Lauer: "This, this other subject the greening of America and, and the corporate involvement. You say these two, you cannot separate these two things. That, that important in trying to democratize the Middle East is a different energy outlook here in the United States."

Friedman: "Well my feeling has always been, you know, people don't change Matt when you tell them they should. They change when they tell themselves they must.
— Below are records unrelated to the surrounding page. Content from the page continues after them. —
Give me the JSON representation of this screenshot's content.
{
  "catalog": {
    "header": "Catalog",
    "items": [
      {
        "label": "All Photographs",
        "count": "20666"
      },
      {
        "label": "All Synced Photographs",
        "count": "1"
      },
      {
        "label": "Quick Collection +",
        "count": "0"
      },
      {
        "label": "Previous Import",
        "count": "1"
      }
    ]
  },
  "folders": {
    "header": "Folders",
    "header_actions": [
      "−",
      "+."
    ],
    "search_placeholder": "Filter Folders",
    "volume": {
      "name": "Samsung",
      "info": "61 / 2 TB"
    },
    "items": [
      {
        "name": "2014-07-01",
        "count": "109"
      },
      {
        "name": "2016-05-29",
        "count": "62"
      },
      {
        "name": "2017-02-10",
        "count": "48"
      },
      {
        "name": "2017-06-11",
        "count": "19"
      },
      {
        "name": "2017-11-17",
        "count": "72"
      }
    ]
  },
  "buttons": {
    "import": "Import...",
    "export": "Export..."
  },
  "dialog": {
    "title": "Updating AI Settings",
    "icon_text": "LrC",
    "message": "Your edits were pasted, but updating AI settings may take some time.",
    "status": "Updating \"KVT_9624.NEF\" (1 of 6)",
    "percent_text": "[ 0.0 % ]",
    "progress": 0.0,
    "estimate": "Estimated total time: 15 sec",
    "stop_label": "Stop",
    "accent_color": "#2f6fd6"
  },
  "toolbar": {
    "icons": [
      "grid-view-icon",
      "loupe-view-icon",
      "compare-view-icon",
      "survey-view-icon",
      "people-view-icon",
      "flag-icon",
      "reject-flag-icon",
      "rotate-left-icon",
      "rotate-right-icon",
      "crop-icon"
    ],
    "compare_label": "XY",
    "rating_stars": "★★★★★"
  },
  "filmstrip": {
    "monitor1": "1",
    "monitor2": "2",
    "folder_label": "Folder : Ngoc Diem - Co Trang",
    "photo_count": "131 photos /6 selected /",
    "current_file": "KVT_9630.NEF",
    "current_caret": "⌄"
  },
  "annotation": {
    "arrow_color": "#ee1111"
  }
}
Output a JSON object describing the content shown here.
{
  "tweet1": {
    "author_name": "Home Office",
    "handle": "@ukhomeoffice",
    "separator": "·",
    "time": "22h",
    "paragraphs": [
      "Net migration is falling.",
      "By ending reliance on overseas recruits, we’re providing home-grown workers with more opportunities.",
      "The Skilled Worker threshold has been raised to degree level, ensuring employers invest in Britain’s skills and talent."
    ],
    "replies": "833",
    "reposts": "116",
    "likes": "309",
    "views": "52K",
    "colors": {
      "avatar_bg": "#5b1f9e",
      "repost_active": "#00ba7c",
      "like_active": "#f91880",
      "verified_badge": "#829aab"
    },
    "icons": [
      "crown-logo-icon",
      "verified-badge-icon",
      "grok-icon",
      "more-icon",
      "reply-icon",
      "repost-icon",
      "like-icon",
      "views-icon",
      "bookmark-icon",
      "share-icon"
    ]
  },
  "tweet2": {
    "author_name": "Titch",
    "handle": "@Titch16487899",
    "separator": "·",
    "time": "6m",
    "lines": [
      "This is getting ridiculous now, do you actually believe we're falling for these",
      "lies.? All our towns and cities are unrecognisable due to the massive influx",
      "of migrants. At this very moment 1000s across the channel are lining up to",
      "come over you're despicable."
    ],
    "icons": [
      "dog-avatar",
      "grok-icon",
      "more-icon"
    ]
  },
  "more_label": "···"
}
And I believe you really only get mass democratizing change in that part of the world when they can no longer rely on, on oil when they actually have to open their economies, educate their young people and really globalize with the world and that's why bringing down the price of oil I think is one of the best ways to do that."

Lauer: "In your documentary you visit some big companies that are taking big steps, Google, Wal-Mart, what lessons can we all learn from what they're trying to accomplish?"

Friedman: "Well I think that the message I'm trying to convey is that the biggest challenge for our kids Matt are three things: jobs, temperature and terrorism. And what's exciting about what companies are doing now is that they're understanding that green really is profitable. That it's actually a way to save money and beat the competition. When you think about it, Matt, it's really simple. To make a car, an appliance or a home greener you have to make it smarter. Well to make it smarter that's what we specialize in. Knowledge, high technology, not cheap labor. So this is also a way to build good jobs that can't be outsourced."

Lauer: "Yeah and you say it's time to stop thinking about the green movement as tree-huggers and sissies. This is tough domestic and foreign policy."

Friedman: "Well what I've been out to try to do in my column and this magazine piece and now this documentary on Discovery is to redefine green because green was really defined for many years, in my view, by its opponents and they defined it 'liberal,' 'tree-hugging,' 'sissy,' 'girly-man,' 'unpatriotic,' 'vaguely French.' Okay? And what I'm really, been trying to do is re-define it, rename it patriotic, capitalistic, geo-strategic, really the most important thing we can do and be as a country today."

Lauer: "And the documentary is called Green: The New Red, White and Blue. It airs Saturday at 9pm Eastern and Pacific on the Discovery Channel. Tom Friedman, always good to see ya."

Friedman: "Thanks Matt."

Geoffrey Dickens
Geoffrey Dickens
Geoffrey Dickens is the Deputy Research Director at the Media Research Center.